#### What the task asks
Reproduce every line in the listing that contains the word "label".

↓↓↓

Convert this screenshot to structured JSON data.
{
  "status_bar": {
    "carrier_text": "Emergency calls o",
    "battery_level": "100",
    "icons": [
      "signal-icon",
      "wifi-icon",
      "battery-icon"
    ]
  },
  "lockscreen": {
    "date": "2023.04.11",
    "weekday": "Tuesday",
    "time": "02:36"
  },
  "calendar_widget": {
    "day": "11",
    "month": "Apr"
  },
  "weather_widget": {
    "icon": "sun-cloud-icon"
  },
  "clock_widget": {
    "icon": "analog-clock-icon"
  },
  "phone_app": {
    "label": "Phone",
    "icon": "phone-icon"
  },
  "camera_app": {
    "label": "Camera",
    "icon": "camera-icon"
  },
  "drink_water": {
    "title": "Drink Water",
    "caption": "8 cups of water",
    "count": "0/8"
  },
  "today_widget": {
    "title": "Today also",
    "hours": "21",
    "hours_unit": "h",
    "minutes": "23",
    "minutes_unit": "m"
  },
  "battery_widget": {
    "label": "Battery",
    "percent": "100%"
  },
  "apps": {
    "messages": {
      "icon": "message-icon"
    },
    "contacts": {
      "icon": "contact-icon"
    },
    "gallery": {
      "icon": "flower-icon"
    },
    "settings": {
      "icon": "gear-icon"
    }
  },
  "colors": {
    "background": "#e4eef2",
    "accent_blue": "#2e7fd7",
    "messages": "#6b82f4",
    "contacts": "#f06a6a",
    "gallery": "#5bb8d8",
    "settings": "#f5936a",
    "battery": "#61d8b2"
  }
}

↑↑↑

#### Finished exercise
    "label": "Phone",
    "label": "Camera",
    "label": "Battery",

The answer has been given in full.